Some states — Karnataka, Maharashtra, Rajasthan — have also been playing with the idea of maximum and minimum price prescriptions. This hinders the dynamic price modelling adopted by the cab companies. Dynamic pricing adopted by ride-sharing applications ensures that the demand for transportation matches the supply of cars at all times. As a result, the technology ensures that wait times are always low and transportation is always reliable.
While a number of other such examples of arbitrary and outdated regulations can be found across states, a few examples of good practices also stand apart. The government of Punjab launched its “Apni Gaddi, Apna Rozgar” scheme to generate thousands of economic opportunities in the state by flagging off over 100 uberMOTO bikes.
In a report titled “Shaping Policy for the Sharing Economy”, the Lee Kuan Yew School of Public Policy, Singapore, argues that ride-sharing platforms — and home-sharing platforms like Airbnb, have proved to be adroit in plugging market gaps that previously existed, and regulators need to recognise the same. A heavy-handed regulatory approach would do more harm than good if these platforms were driven out of business.
For regulators, the situation presents an opportunity for a nuanced policy approach and smart regulation to harness the benefits of the sharing economy, while minimising or managing the downsides. The sharing economy is an innovative model that has disrupted traditional ones, and this is only desirable for a growing economy, since it creates a new market. By being too hasty to clamp down on these new economic activities, one would miss out on its benefits. The regulatory authorities thus need to recognise that the genie is out of the bottle and that while sharing may not be for everyone, a very large number of people can certainly benefit.
The Motor Vehicles (Amendment) Bill, 2016 is a welcome step. The Bill defines aggregators as digital intermediaries or marketplaces which can be used by passengers to connect with a driver for transportation purposes.
The amendment, if passed, will require state governments to issue licences to taxi aggregators as per central government guidelines, which would bring some standardisation to the current picture of every state regulating differently.
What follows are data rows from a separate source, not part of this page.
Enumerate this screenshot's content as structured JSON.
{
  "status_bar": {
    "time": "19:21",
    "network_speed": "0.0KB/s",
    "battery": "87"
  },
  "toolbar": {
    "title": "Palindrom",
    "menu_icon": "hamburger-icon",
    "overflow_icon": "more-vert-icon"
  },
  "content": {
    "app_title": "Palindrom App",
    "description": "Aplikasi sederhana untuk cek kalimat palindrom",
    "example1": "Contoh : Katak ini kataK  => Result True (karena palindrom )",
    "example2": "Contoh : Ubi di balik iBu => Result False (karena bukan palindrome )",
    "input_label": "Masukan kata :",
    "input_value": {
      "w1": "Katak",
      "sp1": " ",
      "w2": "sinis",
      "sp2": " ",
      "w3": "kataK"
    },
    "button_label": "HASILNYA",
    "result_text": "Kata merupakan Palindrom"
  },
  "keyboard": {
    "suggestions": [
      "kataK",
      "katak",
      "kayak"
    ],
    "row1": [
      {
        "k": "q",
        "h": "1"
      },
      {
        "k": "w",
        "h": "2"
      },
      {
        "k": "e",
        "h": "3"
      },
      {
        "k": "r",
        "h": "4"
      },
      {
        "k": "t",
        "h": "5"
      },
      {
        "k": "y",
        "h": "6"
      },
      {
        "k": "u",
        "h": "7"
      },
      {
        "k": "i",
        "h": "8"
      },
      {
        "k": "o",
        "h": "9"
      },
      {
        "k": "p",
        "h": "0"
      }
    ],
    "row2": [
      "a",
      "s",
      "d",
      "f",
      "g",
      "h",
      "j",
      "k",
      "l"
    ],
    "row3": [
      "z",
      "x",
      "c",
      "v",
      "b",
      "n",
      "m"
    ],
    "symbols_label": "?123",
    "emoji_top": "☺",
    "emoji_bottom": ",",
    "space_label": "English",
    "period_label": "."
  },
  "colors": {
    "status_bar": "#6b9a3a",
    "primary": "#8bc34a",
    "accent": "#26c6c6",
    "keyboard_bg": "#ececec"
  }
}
The Bill, however, does not specify what the central guidelines will cover. It presents itself as a unique policy window, which, if taken advantage of, can go a long way in determining how urban India commutes.
This article is a part of our special series on urban mobility.